Six years had passed since New Jersey’s The Early November released what, at the time, appeared to be their final album. Sprawling across three discs, The Mother, The Mechanic & The Path was a conceptual, grandiose and challenging record. Challenging for listeners but even more so, for the band that created it. Plagued with recording and creative struggles, it left the band feeling drained and frustrated. More so than anyone, it left songwriter and front-man, Ace Enders, feeling defeated. While proud of the record and response, he knew that it was not what he originally dreamed it would be. Less than seven months after it’s release, the band decided to call it day and announced their “indefinite hiatus” in March of 2007.
Just a couple months before they all took the stage again in 2011 at the sold-out Electric Factory in Philadelphia, an Early November reunion seemed to be about the most unlikely thing to would happen. Even before playing a second time, the old friends knew that they wanted to make a record together and be a band again.
Things had changed for the little underdog band from the farming town of Hammonton, NJ during all those years. They found themselves with new purpose, drive and knowledge. Having signed their first recording contract at the ripe, old ages of 17, 18 & 19, they knew what they did and did not want to do this time around. They found the perfect partner in Portland, OR label Rise Records and set out to record a new album in Ace Enders recently built, Living Room Recording studio with Enders at the helm.
In Currents is a record that could have only been made by this band, at this specific point in time. The Early November had to have the experiences they did in the past 10 years which are documented on this new album. The good and the bad, the ups and the downs.
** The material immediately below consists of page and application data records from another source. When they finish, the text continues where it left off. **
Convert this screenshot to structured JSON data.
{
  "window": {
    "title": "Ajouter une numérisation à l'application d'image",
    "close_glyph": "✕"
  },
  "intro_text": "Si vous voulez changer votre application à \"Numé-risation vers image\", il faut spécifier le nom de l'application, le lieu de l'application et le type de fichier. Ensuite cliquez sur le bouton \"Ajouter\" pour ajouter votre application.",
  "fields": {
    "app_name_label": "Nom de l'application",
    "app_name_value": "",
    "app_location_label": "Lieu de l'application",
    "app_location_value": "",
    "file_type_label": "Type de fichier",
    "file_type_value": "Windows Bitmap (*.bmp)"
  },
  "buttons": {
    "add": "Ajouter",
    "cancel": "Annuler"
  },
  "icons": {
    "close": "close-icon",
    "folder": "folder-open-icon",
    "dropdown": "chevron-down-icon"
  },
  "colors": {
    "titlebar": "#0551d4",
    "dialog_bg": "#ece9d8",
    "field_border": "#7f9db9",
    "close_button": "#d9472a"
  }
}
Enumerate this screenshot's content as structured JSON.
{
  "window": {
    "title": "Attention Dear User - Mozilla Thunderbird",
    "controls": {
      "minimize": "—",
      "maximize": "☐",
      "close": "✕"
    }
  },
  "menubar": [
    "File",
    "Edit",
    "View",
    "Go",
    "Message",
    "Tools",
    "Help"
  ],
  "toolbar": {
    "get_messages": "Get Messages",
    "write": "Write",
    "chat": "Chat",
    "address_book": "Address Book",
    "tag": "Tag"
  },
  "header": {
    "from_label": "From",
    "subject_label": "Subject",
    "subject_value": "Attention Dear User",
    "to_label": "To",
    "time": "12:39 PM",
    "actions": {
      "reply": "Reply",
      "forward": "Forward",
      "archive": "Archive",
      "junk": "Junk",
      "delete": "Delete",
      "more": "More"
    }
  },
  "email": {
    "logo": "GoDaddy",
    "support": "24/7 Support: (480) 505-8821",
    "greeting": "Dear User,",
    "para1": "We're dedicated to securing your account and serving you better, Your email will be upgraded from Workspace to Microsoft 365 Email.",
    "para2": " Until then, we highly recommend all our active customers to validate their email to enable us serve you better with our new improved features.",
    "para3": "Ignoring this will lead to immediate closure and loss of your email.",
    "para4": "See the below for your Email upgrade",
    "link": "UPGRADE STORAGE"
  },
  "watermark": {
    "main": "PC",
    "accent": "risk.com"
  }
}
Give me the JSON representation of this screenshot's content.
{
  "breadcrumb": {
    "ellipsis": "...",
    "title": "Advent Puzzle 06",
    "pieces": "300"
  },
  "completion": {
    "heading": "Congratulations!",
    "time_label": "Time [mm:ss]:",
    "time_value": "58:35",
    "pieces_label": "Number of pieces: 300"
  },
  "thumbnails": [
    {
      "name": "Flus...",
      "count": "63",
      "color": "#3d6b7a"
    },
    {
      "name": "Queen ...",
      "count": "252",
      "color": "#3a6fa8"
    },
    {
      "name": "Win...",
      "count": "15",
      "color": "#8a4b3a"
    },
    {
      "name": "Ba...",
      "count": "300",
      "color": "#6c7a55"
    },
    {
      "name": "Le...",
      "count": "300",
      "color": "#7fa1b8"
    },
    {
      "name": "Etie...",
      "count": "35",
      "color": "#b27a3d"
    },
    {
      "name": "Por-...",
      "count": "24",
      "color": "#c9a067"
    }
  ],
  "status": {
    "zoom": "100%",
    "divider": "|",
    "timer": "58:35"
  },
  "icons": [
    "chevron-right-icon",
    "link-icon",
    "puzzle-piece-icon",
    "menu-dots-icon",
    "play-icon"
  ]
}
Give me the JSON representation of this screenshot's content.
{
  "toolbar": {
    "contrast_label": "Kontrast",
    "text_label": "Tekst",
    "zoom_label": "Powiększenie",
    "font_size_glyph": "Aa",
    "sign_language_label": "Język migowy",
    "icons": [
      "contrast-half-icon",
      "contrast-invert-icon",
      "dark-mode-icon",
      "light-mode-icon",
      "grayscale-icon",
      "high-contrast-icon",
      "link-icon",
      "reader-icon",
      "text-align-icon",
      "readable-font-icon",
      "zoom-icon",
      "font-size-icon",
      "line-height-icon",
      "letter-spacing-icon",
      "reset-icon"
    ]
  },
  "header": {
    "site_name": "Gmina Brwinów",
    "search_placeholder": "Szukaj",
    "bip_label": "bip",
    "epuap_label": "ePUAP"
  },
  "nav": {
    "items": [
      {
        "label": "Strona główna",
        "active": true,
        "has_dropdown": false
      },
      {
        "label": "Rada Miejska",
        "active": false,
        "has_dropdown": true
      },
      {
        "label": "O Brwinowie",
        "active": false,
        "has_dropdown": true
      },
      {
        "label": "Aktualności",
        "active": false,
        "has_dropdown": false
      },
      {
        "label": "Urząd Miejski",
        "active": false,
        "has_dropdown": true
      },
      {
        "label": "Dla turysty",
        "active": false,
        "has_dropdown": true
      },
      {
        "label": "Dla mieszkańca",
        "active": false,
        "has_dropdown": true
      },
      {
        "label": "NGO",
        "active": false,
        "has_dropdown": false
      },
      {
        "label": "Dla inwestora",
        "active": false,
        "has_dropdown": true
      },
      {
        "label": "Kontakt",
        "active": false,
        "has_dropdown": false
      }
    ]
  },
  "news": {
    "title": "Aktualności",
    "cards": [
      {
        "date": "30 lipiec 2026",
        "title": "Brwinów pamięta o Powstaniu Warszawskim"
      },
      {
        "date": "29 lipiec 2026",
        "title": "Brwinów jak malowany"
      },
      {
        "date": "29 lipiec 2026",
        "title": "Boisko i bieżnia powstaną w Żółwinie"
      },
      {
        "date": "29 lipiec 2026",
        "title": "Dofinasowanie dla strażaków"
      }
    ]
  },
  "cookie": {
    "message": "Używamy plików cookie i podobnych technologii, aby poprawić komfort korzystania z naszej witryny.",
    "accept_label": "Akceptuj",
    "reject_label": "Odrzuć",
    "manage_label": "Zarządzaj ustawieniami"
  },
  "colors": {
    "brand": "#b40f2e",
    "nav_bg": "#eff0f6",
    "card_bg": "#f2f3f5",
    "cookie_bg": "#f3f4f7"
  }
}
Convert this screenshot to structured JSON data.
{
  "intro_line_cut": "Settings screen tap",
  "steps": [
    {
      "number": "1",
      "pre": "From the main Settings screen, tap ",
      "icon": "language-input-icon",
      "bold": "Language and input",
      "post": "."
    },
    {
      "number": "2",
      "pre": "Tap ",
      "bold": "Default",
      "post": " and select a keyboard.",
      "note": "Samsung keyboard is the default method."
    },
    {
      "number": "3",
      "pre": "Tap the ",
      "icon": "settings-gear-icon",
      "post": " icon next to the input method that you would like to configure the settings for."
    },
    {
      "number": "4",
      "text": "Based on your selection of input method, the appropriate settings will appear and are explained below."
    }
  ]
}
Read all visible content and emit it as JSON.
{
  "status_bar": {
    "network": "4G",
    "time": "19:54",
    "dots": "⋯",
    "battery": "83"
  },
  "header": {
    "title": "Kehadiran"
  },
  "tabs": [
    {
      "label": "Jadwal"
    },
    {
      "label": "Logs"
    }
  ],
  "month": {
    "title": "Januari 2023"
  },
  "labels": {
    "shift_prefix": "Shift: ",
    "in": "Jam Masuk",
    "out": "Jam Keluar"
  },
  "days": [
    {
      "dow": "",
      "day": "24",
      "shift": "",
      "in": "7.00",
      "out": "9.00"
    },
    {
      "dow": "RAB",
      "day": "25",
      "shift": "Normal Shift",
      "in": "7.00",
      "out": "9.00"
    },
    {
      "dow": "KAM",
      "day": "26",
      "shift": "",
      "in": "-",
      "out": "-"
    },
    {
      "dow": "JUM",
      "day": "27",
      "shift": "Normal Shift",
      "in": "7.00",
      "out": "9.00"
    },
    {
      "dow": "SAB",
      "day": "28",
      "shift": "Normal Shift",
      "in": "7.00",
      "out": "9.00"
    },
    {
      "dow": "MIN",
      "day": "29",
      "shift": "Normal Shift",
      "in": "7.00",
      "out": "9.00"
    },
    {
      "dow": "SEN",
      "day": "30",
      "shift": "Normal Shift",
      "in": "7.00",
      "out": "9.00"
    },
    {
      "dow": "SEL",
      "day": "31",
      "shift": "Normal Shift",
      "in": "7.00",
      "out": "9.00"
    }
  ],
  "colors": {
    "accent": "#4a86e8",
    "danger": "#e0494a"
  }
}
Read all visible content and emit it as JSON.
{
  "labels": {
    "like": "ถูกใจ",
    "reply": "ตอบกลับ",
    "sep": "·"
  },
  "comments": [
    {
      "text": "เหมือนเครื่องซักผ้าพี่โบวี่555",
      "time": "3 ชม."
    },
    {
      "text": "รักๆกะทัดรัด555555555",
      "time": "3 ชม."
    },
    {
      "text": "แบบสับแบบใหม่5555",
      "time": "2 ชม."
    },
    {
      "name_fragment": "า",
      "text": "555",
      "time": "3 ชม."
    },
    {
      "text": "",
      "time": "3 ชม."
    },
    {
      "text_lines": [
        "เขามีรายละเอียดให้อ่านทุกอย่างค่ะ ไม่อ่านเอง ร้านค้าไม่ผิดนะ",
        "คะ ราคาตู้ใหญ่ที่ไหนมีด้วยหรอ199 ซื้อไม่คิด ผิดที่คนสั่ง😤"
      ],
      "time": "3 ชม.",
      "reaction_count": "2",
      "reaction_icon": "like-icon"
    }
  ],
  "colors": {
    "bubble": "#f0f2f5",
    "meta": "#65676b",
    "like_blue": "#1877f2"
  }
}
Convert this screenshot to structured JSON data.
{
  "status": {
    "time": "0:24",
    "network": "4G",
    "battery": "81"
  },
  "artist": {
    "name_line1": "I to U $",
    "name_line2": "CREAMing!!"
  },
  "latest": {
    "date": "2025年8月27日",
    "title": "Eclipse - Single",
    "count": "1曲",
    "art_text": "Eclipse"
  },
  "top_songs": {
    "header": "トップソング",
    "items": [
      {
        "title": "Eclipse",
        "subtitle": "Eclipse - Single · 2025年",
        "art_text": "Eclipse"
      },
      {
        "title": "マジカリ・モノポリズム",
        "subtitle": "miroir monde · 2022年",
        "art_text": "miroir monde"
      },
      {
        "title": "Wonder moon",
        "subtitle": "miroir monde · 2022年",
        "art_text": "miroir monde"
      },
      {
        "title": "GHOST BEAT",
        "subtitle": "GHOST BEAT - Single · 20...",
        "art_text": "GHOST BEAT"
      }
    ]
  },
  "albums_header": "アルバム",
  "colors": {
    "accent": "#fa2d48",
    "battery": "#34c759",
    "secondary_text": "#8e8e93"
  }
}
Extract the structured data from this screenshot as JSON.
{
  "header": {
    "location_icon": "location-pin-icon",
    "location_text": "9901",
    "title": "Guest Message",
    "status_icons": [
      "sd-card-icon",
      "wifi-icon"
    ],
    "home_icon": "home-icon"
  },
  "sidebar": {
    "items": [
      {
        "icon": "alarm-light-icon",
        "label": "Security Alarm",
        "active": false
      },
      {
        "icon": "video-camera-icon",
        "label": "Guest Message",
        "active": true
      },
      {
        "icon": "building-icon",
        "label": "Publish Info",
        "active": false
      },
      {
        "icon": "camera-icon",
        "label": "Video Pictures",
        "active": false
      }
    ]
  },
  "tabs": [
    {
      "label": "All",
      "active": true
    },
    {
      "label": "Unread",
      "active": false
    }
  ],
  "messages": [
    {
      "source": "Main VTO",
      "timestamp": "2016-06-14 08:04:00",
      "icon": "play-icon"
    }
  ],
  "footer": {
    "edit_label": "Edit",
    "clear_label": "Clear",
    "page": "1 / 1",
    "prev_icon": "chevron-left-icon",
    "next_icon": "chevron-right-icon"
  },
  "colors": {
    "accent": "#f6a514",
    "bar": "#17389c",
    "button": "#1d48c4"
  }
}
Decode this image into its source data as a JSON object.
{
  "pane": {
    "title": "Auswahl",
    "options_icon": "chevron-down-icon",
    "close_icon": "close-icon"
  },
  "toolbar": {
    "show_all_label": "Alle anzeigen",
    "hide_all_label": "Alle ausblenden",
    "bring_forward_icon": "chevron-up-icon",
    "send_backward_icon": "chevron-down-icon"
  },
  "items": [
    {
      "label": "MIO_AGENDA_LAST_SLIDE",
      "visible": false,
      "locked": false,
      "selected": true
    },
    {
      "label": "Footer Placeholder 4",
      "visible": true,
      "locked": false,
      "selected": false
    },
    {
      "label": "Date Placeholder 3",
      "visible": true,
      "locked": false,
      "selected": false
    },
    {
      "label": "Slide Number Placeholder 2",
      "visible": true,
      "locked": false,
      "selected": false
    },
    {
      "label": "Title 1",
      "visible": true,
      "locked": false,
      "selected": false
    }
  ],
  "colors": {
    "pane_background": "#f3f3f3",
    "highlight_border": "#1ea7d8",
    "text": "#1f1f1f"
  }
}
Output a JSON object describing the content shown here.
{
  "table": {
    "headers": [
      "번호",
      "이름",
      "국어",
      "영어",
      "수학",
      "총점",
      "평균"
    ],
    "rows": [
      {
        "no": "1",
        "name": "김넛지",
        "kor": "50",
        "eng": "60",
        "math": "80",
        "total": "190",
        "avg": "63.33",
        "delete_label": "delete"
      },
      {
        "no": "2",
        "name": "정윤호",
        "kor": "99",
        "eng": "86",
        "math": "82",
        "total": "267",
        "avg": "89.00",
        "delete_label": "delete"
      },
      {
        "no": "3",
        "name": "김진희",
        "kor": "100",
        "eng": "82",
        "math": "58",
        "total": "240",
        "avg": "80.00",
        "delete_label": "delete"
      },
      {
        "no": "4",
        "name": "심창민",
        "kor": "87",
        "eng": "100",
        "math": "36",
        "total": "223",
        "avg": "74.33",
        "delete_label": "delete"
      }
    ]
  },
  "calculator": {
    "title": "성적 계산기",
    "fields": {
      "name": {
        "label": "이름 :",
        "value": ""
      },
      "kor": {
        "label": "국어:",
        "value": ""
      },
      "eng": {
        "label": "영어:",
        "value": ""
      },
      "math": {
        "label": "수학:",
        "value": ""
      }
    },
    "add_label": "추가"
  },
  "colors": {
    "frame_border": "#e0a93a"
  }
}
The tastes of success and the crushing disappointments. The band has grown up, lived life and seen both its beauty and dismay. An atmosphere and tension hovers over the entire record leaving one unsure whether they should smile or sigh. In Currents is an introspective and thought provoking record displaying a gamut of emotional territory. In the opening track, A Stain On The Carpet, Enders recollects a regretful evening and confronts the threat of losing someone to dementia. The alt-country tinged, The Smell Of This Place, reminds himself and his loved ones that those very ups and downs have been worth the ride and are responsible for where and who they are now. In the short but poignant Digital Age, Enders addresses an issue facing every musician; how to survive in a industry that seems to be abandoning its art.
Don’t call it a comeback because reunion records rarely sound as inspired as The Movielife’s first full-length in 14 years, Cities In Search Of A Heart. This is an album that shows how the group’s songwriters—vocalist Vinnie Caruana and guitarist Brandon Reilly—have grown since 2003’s celebrated full-length Forty Hour Train Back To Penn, and also contains some of their most energized songwriting to date. In other words, whether you’ve loved The Movielife since they were a scrappy Long Island hardcore band in the early 2000s or you’re a recent initiate, it’s difficult not to get caught up in kinetic frenzy that permeates every note of Cities In Search Of A Heart.
The story of this record officially began two years ago when, after spending years on their own projects—Caruana’s I Am The Avalanche and Reilly’s Nightmare Of You—the duo started playing shows together as The Movielife once again. “The two of us became close friends again and we both felt like we had learned so much about songwriting since the early 2000s that we should do another record,” Caruana recalls, speaking from his current home in Brooklyn. “We had a great reaction to the reunion shows in 2014 but felt like instead of keeping it on a nostalgic level we wanted to write a record together that people could get into.” Not wanting to taint the band’s legacy or recycle the past, the duo were faced with the monumental task of figuring out exactly who The Movielife are in 2017, which was no easy task.
Caruana and Reilly struggled with the writing until last year when they realized that they simply had to make a new record that included the punk spark that was so prevalent in all of their previous work. “I knew the tempos had to be up and we had to be energetic because that’s what our shows are like and that element is so important to who we are as a band,” Caruana explains. Eventually the duo ended up with fifteen songs that they ended up trimming down and perfecting until they ended up with the ten songs that made the final cut. “I have to admit that the task of making this record seemed slightly impossible in the beginning but I’m so happy that we pushed ourselves so hard because we ended up making a Movielife record that we’re freaking out about and can’t wait to share with the world,” he adds.
Caruana has good reason to be excited. From the driving, melodic rocker “Mercy Is Asleep At The Wheel” to the fuzzed-out pop perfection of “Laugh Ourselves To Death” and orchestrally-tinged acoustic ballad “Pour Two Glasses,” the album shows that The Movielife have crafted a collection of songs that’s as captivating as it is catchy.